Thousands of Berliners turned out Sunday to protest the removal of a section of the Berlin Wall to make room for luxury apartments and a pedestrian bridge over the Spree River.
More than 56,000 people have also signed a petition at www.change.org/eastsidegallery, demanding that Berlin mayor Klaus Wowereit stop the development.
After the wall came down on Nov. 9, 1989, it was covered in murals by 120 artists from around the world.
'It’s a paradox, yes. Before we were fighting to tear down the wall, now we are fighting to keep the wall.'—Thierry Noir, artist
On Sunday, Thierry Noir stood near the section he painted, and shook his head. He doesn’t know if his art will still be here in a few days.
"I can’t believe it, the project is to build a big tower on the death strip, this place where 10 people had been killed, so it’s like making a supermarket on a church yard. I can’t believe it, people want to live here," he said.
"It’s a paradox, yes. Before we were fighting to tear down the wall, now we are fighting to keep the wall."
This is the second-most popular tourist attraction in Berlin, after the Brandenburg Gate, tour guide Johannes Westerkampe said as he stood with a sign beside the wall.
"It’s important. Everyone wants to see the East Side Gallery. I think the responsible politicians of Berlin didn’t understand that so far and maybe because of the protest, they will get to understand it now. I hope so," he said.
CBC in Berlin
Karen Pauls is in Berlin to enhance CBC's European coverage at a time when the continent is struggling through one of the most unpredictable periods in recent history. Germany's prosperity is being closely watched as the ongoing fiscal crisis puts the European Union under great strain.
Pauls has covered national affairs in Canada for CBC Radio, and was previously posted in London and Washington, D.C.
Follow her on Twitter @karenpaulscbc.
Berlin-based investment group Living Bauhaus is building a 14-storey luxury apartment block featuring floor-to-ceiling glass fronts.
In a statement, the company said it is trying to meet the growing demand for affordable living space in Berlin.
Company spokesman Volker Thoms said construction will continue in the "coming days" but added, the sections being removed will be reconstructed in the riverside park that runs behind the East Side Gallery.
"The artists aren't very happy about this, but in the end their paintings and their art will not disappear, it will just not be in the wall but behind it," he told The Associated Press.
Local city district chairman Franz Schulz told Bild newspaper that historical preservation authorities have given a construction firm permission to dismantle 22 metres of the 1.3-kilometre stretch of the wall.
Crews started dismantling the section on Friday, but were blocked by about 300 people who formed a human chain.
Police officers finally had to halt the work because it was becoming a hazard.
Activists immediately started making plans for Sunday’s demonstration. They say 10,000 people attended, although police put the number closer to 6,000.

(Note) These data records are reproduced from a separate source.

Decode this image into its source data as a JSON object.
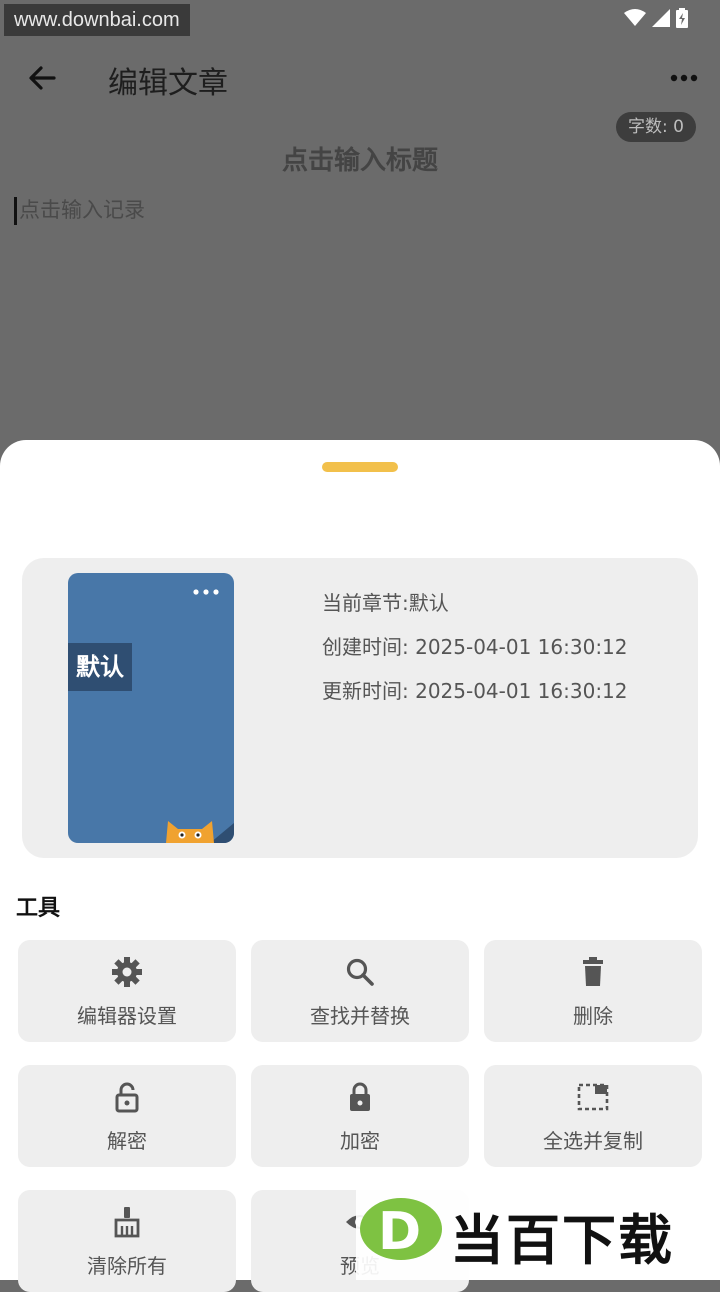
{
  "status_bar": {
    "watermark": "www.downbai.com"
  },
  "appbar": {
    "title": "编辑文章"
  },
  "editor": {
    "word_count": "字数: 0",
    "title_placeholder": "点击输入标题",
    "body_placeholder": "点击输入记录"
  },
  "chapter": {
    "cover_label": "默认",
    "current": "当前章节:默认",
    "created": "创建时间: 2025-04-01 16:30:12",
    "updated": "更新时间: 2025-04-01 16:30:12"
  },
  "tools": {
    "title": "工具",
    "items": [
      {
        "label": "编辑器设置",
        "icon": "gear-icon"
      },
      {
        "label": "查找并替换",
        "icon": "search-icon"
      },
      {
        "label": "删除",
        "icon": "trash-icon"
      },
      {
        "label": "解密",
        "icon": "unlock-icon"
      },
      {
        "label": "加密",
        "icon": "lock-icon"
      },
      {
        "label": "全选并复制",
        "icon": "select-all-icon"
      },
      {
        "label": "清除所有",
        "icon": "broom-icon"
      },
      {
        "label": "预览",
        "icon": "eye-icon"
      }
    ]
  },
  "watermark": {
    "text": "当百下载",
    "logo_letter": "D"
  },
  "colors": {
    "accent": "#f2c04b",
    "cover": "#4877a8",
    "tile_bg": "#eeeeee",
    "overlay": "#6b6b6b"
  }
}
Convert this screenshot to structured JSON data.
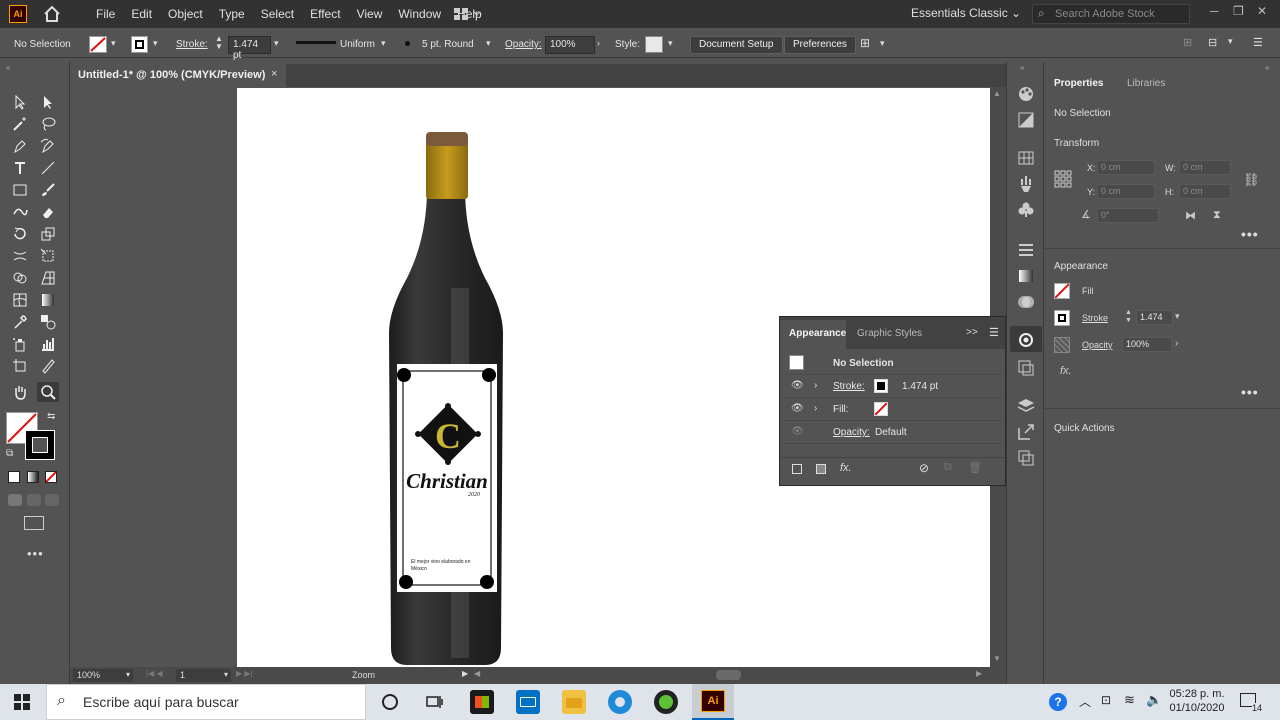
{
  "app": {
    "logo": "Ai"
  },
  "menu": [
    "File",
    "Edit",
    "Object",
    "Type",
    "Select",
    "Effect",
    "View",
    "Window",
    "Help"
  ],
  "workspace": "Essentials Classic",
  "search_stock": {
    "placeholder": "Search Adobe Stock"
  },
  "control": {
    "selection": "No Selection",
    "stroke_label": "Stroke:",
    "stroke_value": "1.474 pt",
    "profile": "Uniform",
    "brush": "5 pt. Round",
    "opacity_label": "Opacity:",
    "opacity_value": "100%",
    "style_label": "Style:",
    "document_setup": "Document Setup",
    "preferences": "Preferences"
  },
  "document_tab": {
    "title": "Untitled-1* @ 100% (CMYK/Preview)",
    "close": "×"
  },
  "artwork": {
    "brand": "Christian",
    "year": "2020",
    "logo_letter": "C",
    "tagline_1": "El mejor vino elaborado en",
    "tagline_2": "México"
  },
  "status": {
    "zoom": "100%",
    "page": "1",
    "tool": "Zoom"
  },
  "properties": {
    "tab_properties": "Properties",
    "tab_libraries": "Libraries",
    "selection": "No Selection",
    "transform_title": "Transform",
    "x_label": "X:",
    "y_label": "Y:",
    "w_label": "W:",
    "h_label": "H:",
    "x_value": "0 cm",
    "y_value": "0 cm",
    "w_value": "0 cm",
    "h_value": "0 cm",
    "angle_value": "0°",
    "appearance_title": "Appearance",
    "fill_label": "Fill",
    "stroke_label": "Stroke",
    "stroke_value": "1.474",
    "opacity_label": "Opacity",
    "opacity_value": "100%",
    "fx": "fx.",
    "quick_actions": "Quick Actions",
    "more": "•••"
  },
  "appearance_panel": {
    "tab_appearance": "Appearance",
    "tab_graphic_styles": "Graphic Styles",
    "collapse": ">>",
    "header": "No Selection",
    "stroke_label": "Stroke:",
    "stroke_value": "1.474 pt",
    "fill_label": "Fill:",
    "opacity_label": "Opacity:",
    "opacity_value": "Default",
    "fx": "fx."
  },
  "taskbar": {
    "search_placeholder": "Escribe aquí para buscar",
    "time": "05:28 p. m.",
    "date": "01/10/2020",
    "notifications": "14"
  },
  "colors": {
    "accent_orange": "#ff9a00",
    "bottle": "#2b2b2b",
    "cap": "#b8860b",
    "logo_gold": "#c9b637"
  }
}
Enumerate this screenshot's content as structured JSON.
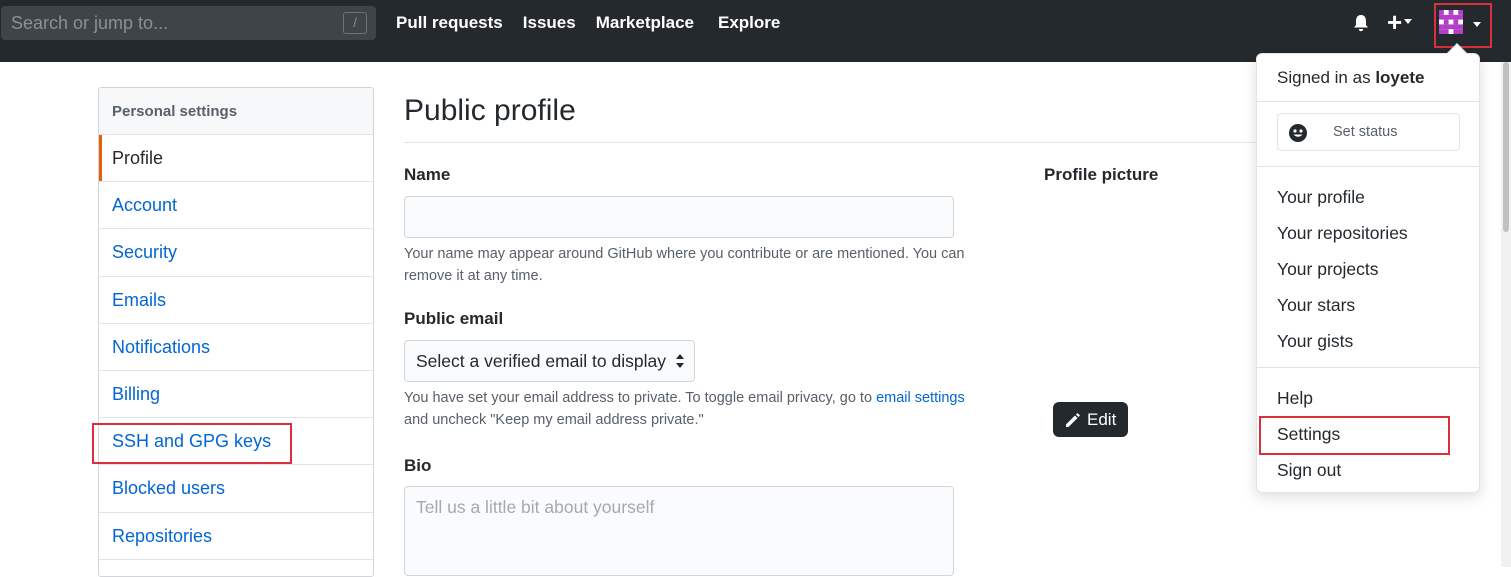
{
  "header": {
    "search_placeholder": "Search or jump to...",
    "search_shortcut": "/",
    "nav": [
      "Pull requests",
      "Issues",
      "Marketplace",
      "Explore"
    ],
    "plus_label": "+"
  },
  "sidebar": {
    "heading": "Personal settings",
    "items": [
      {
        "label": "Profile",
        "active": true
      },
      {
        "label": "Account"
      },
      {
        "label": "Security"
      },
      {
        "label": "Emails"
      },
      {
        "label": "Notifications"
      },
      {
        "label": "Billing"
      },
      {
        "label": "SSH and GPG keys"
      },
      {
        "label": "Blocked users"
      },
      {
        "label": "Repositories"
      }
    ]
  },
  "main": {
    "title": "Public profile",
    "name_label": "Name",
    "name_value": "",
    "name_note": "Your name may appear around GitHub where you contribute or are mentioned. You can remove it at any time.",
    "email_label": "Public email",
    "email_select": "Select a verified email to display",
    "email_note_pre": "You have set your email address to private. To toggle email privacy, go to",
    "email_note_link": "email settings",
    "email_note_post": "and uncheck \"Keep my email address private.\"",
    "bio_label": "Bio",
    "bio_placeholder": "Tell us a little bit about yourself",
    "picture_label": "Profile picture",
    "edit_label": "Edit"
  },
  "dropdown": {
    "signed_in_prefix": "Signed in as",
    "username": "loyete",
    "set_status": "Set status",
    "items": [
      "Your profile",
      "Your repositories",
      "Your projects",
      "Your stars",
      "Your gists",
      "Help",
      "Settings",
      "Sign out"
    ]
  },
  "colors": {
    "header_bg": "#24292e",
    "link": "#0366d6",
    "highlight": "#d9303b",
    "active_bar": "#e36209",
    "avatar": "#b33fc9"
  }
}
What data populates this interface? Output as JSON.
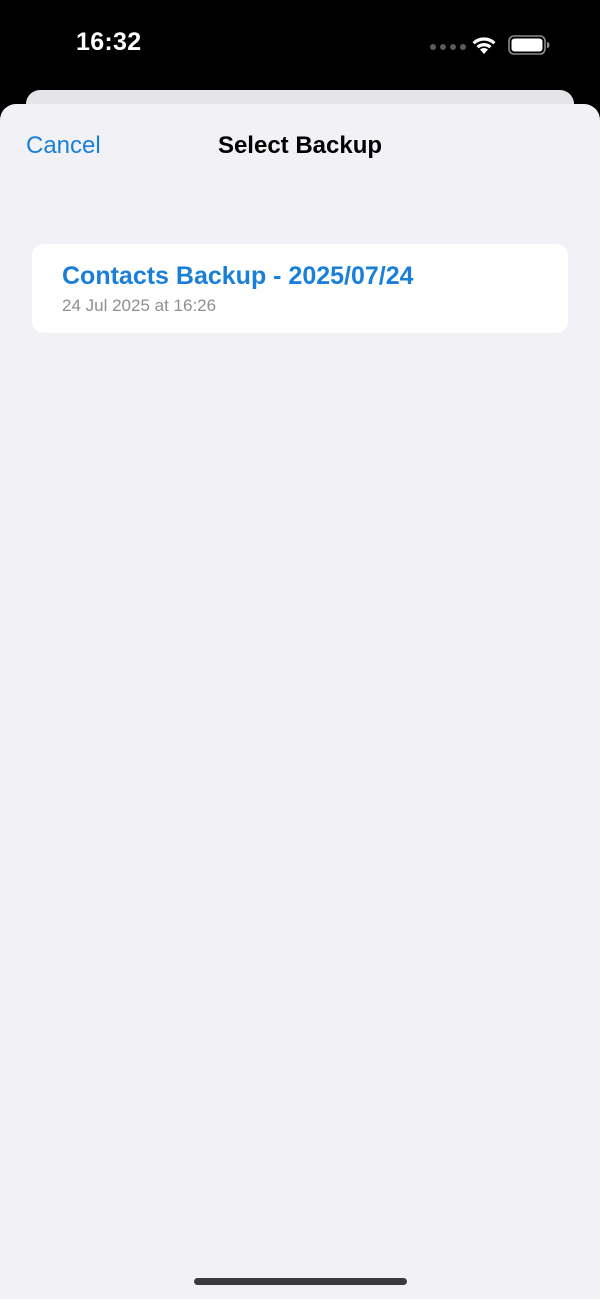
{
  "status_bar": {
    "time": "16:32",
    "icons": [
      "cellular-signal-icon",
      "wifi-icon",
      "battery-icon"
    ]
  },
  "nav": {
    "cancel_label": "Cancel",
    "title": "Select Backup"
  },
  "backups": [
    {
      "title": "Contacts Backup - 2025/07/24",
      "date": "24 Jul 2025 at 16:26"
    }
  ],
  "colors": {
    "accent": "#1a7fd9",
    "sheet_background": "#f1f1f6",
    "secondary_text": "#8e8e93"
  }
}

Some protesters carried signs with sayings such as, "Does culture no longer have any value?" in bold letters, with "die yuppie scum" written in smaller letters.
Another hand-written note on the wall read: "Mr. Wowereit, don't tear down this wall." It was an appeal to Berlin Mayor Klaus Wowereit —a reference to a 1987 speech made by the then-U.S. President Ronald Reagan in which he urged the Soviet leader: "Mr Gorbachev, tear down this wall."
Hans-Joachim Steinert grew up 10 minutes from this area, when the city was still divided. He came Sunday to show his support for the East Side Gallery.
"He thinks it will fall but you can’t stay at home, you have to be here to try and stop it at least," Steinert said through a fellow protester Lili Seidl, who translated for Steinart, and then added a few thoughts of her own.
"I think this is part of history and it should remain so we can show our children what it was like," she said.
The demonstration was organized by a group called Change.org Germany.
Campaigns director Paula Hannemann said she is confident the voice of the people will be heard.
"Berlin is a huge city but gathering seven to10,000 people at once is something amazing and I think after this public protest, politicians are very aware maybe just tearing the wall down is not such a good idea," she said.
Another small section of the East Side Gallery was removed a few years ago to accommodate a new sports and concert arena.
Critics say this is part of the gentrification of Berlin, a city that Mayor Wowereit once called "poor but sexy."